## TASK PROMPT
Please copy each line of the listing that includes the string "title".

## SUPPLIED ENTRIES
------------------------------------

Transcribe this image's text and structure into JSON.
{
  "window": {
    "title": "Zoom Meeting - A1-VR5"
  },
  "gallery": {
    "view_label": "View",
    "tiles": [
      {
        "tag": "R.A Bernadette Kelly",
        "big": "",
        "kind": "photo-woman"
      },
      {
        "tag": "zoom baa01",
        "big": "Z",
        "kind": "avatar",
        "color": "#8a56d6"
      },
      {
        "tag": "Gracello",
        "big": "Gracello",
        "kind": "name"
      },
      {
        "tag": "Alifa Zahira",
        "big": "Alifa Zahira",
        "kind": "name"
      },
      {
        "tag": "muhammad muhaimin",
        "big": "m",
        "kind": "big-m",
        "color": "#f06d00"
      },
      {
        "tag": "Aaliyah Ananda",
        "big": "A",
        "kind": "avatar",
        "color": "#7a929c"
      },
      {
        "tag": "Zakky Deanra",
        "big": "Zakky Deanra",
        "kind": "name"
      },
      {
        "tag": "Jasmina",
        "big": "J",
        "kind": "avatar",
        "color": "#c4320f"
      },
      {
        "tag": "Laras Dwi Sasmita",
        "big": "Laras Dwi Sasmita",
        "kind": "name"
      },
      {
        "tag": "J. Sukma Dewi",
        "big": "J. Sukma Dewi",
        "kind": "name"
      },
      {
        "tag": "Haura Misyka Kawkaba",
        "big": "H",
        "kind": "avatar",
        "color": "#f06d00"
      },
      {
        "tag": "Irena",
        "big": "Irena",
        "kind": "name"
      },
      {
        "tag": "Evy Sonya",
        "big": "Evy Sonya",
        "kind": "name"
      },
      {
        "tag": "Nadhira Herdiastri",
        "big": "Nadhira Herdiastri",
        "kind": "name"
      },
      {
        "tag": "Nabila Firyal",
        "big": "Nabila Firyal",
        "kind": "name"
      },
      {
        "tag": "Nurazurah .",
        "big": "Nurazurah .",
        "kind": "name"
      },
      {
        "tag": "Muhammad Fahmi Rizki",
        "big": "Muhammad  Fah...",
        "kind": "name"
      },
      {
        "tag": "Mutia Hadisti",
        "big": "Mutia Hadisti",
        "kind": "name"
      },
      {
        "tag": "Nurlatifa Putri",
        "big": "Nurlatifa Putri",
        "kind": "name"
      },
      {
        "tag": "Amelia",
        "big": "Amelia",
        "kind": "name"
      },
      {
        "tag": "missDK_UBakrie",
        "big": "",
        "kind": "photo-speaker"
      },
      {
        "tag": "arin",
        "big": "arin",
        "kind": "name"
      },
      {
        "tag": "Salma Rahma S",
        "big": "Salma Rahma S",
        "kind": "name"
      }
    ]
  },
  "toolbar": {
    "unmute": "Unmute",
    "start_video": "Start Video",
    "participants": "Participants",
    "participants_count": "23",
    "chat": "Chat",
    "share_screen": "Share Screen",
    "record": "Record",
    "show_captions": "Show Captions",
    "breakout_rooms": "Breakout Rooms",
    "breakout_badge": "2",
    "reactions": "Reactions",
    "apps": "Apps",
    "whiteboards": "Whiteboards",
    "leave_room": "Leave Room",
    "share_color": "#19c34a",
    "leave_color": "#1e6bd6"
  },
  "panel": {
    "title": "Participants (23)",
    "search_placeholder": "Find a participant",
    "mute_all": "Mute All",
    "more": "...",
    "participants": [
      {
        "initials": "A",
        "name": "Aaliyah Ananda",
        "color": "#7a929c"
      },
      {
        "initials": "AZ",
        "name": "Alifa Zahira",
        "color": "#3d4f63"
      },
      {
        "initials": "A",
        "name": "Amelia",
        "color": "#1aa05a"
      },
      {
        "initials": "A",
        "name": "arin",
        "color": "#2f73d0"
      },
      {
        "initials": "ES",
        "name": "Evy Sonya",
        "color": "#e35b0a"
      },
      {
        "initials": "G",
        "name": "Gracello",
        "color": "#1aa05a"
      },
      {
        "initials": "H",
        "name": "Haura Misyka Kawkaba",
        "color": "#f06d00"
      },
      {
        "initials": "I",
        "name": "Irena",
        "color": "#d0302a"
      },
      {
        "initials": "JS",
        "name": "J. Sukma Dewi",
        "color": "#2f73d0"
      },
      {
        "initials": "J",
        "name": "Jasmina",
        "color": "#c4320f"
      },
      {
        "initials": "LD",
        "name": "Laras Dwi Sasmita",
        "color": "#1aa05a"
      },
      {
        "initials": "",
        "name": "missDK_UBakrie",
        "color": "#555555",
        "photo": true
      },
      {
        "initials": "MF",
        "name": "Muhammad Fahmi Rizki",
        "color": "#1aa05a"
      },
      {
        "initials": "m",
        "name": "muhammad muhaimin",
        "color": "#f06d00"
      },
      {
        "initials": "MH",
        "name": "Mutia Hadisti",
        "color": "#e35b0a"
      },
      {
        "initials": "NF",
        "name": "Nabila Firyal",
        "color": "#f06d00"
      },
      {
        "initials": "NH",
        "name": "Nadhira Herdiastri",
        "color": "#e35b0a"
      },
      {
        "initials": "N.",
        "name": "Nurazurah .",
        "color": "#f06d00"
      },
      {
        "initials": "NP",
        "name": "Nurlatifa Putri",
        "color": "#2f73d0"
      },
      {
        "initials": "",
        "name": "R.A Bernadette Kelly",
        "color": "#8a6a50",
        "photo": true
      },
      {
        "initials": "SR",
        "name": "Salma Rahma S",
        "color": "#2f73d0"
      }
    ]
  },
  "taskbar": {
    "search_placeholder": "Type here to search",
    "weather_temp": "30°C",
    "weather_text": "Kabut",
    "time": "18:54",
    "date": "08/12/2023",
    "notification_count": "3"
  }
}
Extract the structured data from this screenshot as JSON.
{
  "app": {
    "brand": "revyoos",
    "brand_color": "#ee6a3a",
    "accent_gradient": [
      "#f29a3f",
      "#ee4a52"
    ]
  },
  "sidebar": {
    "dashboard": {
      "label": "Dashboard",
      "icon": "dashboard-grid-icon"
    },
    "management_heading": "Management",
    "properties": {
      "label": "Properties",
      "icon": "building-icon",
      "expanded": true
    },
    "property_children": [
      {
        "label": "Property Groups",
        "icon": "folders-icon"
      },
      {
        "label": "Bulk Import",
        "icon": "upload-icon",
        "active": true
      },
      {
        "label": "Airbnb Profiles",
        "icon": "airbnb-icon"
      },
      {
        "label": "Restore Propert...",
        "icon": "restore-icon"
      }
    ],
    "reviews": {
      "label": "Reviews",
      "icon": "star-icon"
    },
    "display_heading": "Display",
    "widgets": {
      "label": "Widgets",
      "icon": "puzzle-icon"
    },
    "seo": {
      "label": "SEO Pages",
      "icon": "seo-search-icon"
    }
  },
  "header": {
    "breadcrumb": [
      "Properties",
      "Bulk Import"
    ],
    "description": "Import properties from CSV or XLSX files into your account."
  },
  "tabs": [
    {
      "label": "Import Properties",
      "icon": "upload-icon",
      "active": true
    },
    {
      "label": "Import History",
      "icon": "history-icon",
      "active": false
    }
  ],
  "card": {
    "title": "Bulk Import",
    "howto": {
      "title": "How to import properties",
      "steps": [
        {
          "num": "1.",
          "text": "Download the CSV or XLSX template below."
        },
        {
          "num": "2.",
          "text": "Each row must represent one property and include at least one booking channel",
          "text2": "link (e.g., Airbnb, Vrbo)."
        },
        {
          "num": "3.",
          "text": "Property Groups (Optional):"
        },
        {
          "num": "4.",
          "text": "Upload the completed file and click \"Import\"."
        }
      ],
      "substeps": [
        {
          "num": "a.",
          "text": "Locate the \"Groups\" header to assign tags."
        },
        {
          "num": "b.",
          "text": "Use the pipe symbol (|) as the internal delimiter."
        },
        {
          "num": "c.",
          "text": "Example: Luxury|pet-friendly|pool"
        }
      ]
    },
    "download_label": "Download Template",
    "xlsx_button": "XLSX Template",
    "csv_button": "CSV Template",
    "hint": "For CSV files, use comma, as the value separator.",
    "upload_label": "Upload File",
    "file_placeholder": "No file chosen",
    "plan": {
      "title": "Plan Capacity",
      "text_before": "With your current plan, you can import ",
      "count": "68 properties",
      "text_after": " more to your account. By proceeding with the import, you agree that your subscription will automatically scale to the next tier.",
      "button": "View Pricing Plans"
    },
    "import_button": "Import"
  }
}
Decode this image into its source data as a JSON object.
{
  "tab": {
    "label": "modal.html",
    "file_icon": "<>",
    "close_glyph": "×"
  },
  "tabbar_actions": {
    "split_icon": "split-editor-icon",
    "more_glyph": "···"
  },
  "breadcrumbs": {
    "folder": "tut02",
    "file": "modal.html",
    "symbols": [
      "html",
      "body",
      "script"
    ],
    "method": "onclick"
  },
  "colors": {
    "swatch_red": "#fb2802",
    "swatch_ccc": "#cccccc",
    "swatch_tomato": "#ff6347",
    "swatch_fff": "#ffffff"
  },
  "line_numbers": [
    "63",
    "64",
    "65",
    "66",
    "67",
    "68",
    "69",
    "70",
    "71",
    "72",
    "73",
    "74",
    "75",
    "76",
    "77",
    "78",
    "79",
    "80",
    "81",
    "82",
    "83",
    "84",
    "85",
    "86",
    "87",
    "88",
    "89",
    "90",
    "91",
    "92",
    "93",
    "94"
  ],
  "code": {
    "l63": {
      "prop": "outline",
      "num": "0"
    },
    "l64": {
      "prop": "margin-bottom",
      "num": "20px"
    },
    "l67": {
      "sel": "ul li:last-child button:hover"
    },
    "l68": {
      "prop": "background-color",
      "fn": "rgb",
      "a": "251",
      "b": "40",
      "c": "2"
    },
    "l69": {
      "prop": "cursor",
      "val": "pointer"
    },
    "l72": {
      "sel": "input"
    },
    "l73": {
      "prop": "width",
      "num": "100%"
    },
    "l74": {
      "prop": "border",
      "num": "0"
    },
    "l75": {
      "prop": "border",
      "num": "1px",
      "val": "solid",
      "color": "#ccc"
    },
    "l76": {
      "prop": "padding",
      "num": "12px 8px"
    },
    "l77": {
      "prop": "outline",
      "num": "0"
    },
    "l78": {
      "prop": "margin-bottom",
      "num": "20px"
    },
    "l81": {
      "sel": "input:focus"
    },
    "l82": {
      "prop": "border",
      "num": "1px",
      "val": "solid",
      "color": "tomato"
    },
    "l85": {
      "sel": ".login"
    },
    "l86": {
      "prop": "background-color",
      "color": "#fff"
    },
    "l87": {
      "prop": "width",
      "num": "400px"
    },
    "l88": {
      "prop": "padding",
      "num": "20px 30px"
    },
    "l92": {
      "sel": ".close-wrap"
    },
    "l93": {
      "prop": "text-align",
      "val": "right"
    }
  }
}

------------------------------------

## SOLUTION TO THIS EXERCISE
    "title": "Zoom Meeting - A1-VR5"
    "title": "Participants (23)",
    "title": "Bulk Import",
      "title": "How to import properties",
      "title": "Plan Capacity",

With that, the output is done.